Cricket also reveals national character more than any other sport. Football may be the most popular game in the world but cricket, and cricketers, tell us far more about England and Englishness. It is instructive, in this regard, to hear what Philippe Auclair, a French journalist and author long resident in London, has to say about Botham: “He is essentially an 18th-century Englishman.” In one! It’s not difficult to sense a kinship with Tom Jones, Fielding’s embodiment of 18th-century life, who began his journey, as readers may recall, in Somerset.

A country boy who played for Worcestershire after leaving Somerset, and who lives by choice in North Yorkshire, Botham is an old-fashioned Englishman. Although nobody has yet found him listening to the parson’s sermon, he is conservative with a small and upper-case C, a robust monarchist, handy with rod and gun, and happiest with a beaker in front of him. He represents (though he would never claim to be a representative) all those people who understand instinctively what England means, not in a narrow way, but through something that is in the blood.

Above all, he will be remembered for ever as the hero of 1981. Even now it takes some believing that Botham bowled and batted with such striking success that the Australians, who were one up after two Tests, were crushed. Some of us who were actually at Headingley for the famous third Test – thousands who claim to have been there were not – recall the odds of 500-1 on an England victory going up on the electronic scoreboard that Saturday evening.

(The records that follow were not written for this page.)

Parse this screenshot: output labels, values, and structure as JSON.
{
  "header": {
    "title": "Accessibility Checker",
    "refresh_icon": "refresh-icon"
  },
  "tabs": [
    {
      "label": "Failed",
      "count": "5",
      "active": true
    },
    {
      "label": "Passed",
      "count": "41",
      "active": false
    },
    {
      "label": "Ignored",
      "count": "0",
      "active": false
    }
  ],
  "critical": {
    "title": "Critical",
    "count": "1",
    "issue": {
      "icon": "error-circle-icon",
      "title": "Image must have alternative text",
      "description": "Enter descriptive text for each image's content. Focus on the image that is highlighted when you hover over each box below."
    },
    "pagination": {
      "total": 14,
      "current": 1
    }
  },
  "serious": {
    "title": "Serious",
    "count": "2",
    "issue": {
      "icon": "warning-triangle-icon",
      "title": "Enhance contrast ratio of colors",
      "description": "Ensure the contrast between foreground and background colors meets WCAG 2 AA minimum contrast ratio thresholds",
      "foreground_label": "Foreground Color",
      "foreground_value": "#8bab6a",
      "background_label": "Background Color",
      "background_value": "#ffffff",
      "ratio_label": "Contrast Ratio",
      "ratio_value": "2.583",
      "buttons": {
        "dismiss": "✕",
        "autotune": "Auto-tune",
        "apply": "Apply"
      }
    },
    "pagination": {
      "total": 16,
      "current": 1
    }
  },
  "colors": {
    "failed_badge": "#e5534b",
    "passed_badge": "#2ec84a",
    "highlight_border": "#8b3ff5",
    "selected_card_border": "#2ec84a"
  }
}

Botham made 149 not out as England, following on, beat the Aussies by 18 runs. For three hours the country seemed to stop. In the next Test, at Edgbaston, Botham took five wickets for one run as Australia fell under his spell. Then, at Old Trafford, on a dank Saturday afternoon, he played the most memorable innings of his life and one of the greatest innings ever played by an Englishman: 118 magnificent, joyful runs. Joy: that’s the word. Botham brought joy into people’s lives.

Yet it was the final Test at the Oval, which ended in a draw, that brought from him a performance no less remarkable than those from before. He bowled 89 overs in that match, flat out, continuing to run in when others withdrew with injury. That was the team man coming to the fore. Little wonder his comrades thought the world of him.

Modest, loyal, respectful to opponents, grateful to all who have lent him a hand, and supported throughout a turbulent life by Kath, his rock of a wife, and their three children, this is a cricketing hero to rank with W G Grace, Jack Hobbs, Wally Hammond and Fred Trueman. A feature in the lives of all who saw him, and a very English hero. 

This article first appeared in the 26 November 2015 issue of the New Statesman, Terror vs the State